-- Exercise --
Go through the entries below and collect each line with the string "blank" in it.

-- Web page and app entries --
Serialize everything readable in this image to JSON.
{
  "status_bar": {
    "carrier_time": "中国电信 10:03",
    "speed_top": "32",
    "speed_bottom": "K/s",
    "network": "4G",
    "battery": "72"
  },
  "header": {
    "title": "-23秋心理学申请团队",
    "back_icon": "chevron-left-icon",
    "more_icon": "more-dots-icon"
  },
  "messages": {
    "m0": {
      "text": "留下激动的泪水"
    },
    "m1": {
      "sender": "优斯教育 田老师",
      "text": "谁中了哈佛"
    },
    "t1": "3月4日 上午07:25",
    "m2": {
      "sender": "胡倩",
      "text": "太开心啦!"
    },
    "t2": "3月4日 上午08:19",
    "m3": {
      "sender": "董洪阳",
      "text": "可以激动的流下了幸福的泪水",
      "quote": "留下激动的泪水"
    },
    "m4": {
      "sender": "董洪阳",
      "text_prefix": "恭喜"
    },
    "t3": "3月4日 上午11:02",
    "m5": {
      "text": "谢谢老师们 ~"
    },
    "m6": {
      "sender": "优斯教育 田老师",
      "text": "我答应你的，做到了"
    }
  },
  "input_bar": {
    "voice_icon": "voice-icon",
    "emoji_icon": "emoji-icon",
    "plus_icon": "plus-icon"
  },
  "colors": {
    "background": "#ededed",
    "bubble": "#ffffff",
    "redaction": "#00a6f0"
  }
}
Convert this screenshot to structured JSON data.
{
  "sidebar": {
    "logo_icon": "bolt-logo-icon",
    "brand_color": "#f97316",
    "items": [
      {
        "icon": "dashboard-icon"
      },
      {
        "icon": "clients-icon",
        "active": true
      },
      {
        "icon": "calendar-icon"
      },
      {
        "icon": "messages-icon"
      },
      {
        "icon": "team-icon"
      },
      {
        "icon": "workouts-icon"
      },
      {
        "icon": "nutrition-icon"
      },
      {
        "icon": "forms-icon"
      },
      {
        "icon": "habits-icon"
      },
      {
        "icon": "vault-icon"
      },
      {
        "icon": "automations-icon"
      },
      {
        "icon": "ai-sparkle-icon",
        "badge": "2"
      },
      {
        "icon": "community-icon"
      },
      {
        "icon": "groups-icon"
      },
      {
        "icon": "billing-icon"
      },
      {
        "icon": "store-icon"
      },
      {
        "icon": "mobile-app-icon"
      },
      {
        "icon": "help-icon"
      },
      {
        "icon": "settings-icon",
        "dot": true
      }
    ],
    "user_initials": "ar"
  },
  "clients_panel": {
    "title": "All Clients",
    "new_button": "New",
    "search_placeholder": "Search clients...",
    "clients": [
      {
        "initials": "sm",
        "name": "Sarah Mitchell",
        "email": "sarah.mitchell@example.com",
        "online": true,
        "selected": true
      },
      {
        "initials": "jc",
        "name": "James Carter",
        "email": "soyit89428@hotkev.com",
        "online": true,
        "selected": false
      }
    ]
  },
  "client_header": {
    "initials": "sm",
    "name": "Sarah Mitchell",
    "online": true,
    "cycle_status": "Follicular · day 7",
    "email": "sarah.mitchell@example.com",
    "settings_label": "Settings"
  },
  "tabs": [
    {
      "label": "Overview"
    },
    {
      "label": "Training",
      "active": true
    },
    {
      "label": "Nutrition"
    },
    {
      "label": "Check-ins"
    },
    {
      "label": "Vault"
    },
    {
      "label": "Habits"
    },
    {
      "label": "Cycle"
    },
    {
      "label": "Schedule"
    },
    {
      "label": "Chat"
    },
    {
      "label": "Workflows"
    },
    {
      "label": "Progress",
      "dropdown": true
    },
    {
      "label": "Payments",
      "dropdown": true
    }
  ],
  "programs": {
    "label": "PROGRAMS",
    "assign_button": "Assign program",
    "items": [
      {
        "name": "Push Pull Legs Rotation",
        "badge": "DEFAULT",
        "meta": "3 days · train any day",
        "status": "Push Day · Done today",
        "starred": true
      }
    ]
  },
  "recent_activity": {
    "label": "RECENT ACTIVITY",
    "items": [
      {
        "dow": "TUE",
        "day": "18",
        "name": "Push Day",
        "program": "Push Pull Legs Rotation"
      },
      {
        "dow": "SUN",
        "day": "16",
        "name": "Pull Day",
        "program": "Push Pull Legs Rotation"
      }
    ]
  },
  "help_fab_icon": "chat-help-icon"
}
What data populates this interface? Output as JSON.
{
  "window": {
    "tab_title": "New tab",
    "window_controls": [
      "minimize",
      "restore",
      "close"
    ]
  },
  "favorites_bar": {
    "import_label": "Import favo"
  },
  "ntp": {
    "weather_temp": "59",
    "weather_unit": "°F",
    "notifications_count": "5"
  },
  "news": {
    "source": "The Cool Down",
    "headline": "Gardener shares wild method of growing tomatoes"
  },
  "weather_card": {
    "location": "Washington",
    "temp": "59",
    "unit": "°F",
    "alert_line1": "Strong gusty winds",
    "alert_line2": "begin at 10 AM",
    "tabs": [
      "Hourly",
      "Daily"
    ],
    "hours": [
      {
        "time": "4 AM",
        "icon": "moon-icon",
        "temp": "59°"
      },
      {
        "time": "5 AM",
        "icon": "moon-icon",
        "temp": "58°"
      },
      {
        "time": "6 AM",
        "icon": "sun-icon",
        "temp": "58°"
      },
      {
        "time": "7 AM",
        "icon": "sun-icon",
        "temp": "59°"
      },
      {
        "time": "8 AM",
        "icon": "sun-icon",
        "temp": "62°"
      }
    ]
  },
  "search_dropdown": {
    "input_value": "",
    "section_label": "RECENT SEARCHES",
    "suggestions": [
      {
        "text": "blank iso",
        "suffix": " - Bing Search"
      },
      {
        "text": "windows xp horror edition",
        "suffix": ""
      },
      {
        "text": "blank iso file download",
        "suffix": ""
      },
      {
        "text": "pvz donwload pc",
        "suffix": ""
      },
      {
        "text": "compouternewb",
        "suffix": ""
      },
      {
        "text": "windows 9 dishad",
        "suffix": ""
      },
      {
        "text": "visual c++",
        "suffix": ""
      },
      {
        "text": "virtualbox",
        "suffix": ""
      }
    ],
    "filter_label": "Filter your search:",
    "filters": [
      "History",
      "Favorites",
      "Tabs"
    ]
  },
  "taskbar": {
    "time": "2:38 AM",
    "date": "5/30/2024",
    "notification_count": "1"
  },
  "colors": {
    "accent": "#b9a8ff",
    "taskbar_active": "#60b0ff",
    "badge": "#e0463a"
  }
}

-- Problem solution --
        "text": "blank iso",
        "text": "blank iso file download",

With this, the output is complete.